Well, we're here. We hit all the big name places: Murdo, SD; Lusk, WY; Jackson, WY (OK, I guess that one counts), and Pyramid Lake, NV.
Pyramid Lake is the largest desert lake in the US. It nestles in the brown hills of Nevada on an Indian reservation. We got there early and stopped by the local bar to get an overnight permit for $10. We found a campsite and then drove down to Reno for dinner.
One of the best things we did for the trip was order this book. The authors tracked down diners and restaurants around the country. We sampled Bob's in Sioux Falls (We loved it, especially the sweet corn), Yellowstone Drug in Wyoming (so-so) and Idle Isle in Brigham City, UT (nice pie, great 1920's style, ok food). Eating at local hangouts gave us a better sample of local people and local tastes. Sadly, in middle America, local tastes are frequently bland and fattening. We're enjoying the option of Asian noodles as 'fast food' here in California.
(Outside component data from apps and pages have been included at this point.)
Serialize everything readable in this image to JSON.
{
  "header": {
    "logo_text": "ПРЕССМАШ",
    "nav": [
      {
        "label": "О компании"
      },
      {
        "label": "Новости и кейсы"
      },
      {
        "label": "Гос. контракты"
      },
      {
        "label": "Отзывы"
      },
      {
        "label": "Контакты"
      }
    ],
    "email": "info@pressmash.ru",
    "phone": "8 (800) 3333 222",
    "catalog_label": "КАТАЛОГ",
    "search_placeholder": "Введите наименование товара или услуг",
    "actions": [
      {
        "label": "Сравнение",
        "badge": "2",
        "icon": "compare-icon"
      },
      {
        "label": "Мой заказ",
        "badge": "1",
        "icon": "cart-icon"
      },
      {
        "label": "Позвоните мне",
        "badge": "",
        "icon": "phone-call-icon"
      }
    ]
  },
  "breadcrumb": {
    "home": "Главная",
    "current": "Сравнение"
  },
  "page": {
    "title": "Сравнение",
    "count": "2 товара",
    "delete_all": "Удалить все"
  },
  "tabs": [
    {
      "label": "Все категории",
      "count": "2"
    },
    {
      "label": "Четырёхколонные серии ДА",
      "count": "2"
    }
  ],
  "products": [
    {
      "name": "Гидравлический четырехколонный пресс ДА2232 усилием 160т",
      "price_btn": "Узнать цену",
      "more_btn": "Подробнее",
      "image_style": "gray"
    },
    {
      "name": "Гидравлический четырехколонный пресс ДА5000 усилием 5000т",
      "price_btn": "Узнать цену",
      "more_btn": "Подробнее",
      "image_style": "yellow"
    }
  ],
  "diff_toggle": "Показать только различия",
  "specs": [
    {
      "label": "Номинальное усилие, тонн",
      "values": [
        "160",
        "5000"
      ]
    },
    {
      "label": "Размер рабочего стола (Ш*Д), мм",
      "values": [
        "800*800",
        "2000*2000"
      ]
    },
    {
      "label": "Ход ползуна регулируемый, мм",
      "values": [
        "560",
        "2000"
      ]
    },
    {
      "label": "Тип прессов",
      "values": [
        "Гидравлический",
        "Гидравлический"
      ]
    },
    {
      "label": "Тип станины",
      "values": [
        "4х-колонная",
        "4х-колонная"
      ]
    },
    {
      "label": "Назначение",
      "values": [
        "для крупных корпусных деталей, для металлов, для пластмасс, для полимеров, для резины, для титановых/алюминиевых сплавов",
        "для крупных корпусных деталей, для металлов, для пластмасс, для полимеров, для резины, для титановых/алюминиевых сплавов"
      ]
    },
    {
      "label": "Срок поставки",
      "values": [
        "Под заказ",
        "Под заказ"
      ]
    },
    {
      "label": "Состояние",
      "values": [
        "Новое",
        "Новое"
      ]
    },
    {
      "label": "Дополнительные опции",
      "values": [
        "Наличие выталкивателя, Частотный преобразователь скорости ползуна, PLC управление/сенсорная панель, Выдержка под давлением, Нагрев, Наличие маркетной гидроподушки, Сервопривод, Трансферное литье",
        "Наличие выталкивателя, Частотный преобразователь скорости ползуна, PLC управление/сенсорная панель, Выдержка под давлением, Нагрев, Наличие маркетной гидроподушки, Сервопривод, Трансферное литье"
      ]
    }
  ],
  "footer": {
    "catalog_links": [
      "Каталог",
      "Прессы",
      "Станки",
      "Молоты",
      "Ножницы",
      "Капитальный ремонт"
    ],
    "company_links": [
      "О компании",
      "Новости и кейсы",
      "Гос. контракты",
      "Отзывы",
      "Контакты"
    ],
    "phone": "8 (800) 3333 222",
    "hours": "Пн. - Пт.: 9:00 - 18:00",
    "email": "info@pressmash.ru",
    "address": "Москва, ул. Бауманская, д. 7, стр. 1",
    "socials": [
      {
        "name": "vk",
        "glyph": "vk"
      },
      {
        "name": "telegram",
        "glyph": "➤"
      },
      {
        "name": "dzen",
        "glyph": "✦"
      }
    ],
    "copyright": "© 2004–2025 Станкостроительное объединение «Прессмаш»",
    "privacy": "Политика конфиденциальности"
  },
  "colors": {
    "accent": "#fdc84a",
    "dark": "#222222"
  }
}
In contrast, the only restaurants listed in Nevada featured Basque food. We didn't understand until we went to Louie's Basque corner in Reno where we sat family style at a long table. It turned out the three women at the table were from Winnemuca, NV. Apparently large numbers of both Spanish and French Basque moved to Nevada in the 1800's as sheepherders. Every June at the Basque festival in Elko, NV they have a running of the bulls. We had a first course of beef tongue with an option of sweetbread for the entree. We opted for lamb and pork instead. We assumed the french fries were an Americanization of whatever Basques eat in Europe.
Back at the lake we had to revise our tent/dog experiment. As we drove into the campsite the noise of the car startled countless rabbits. Muttola pressed against the window whining and twisting her neck to watch them as they scurried away. We realized she would spend the whole night trying to chase them so we decided to spend the night in the car. Now, car sleeping is a great plan if you secretly want lots of opportunity to stare at the desert stars as you twist and turn in vain effort to get comfortable. I never knew that the Milky Way could get bright enough to dim the outlines of familiar constellations. As usual, as soon as one camps and has no easy access to a toilet, one develops an incessant need to go to the bathroom. In a tent, there's the sound of a quiet zipper. In a car... the light turns on, the door creaks, slams, and re-slams on re-entry. None of us slept much. But the stars were worth it.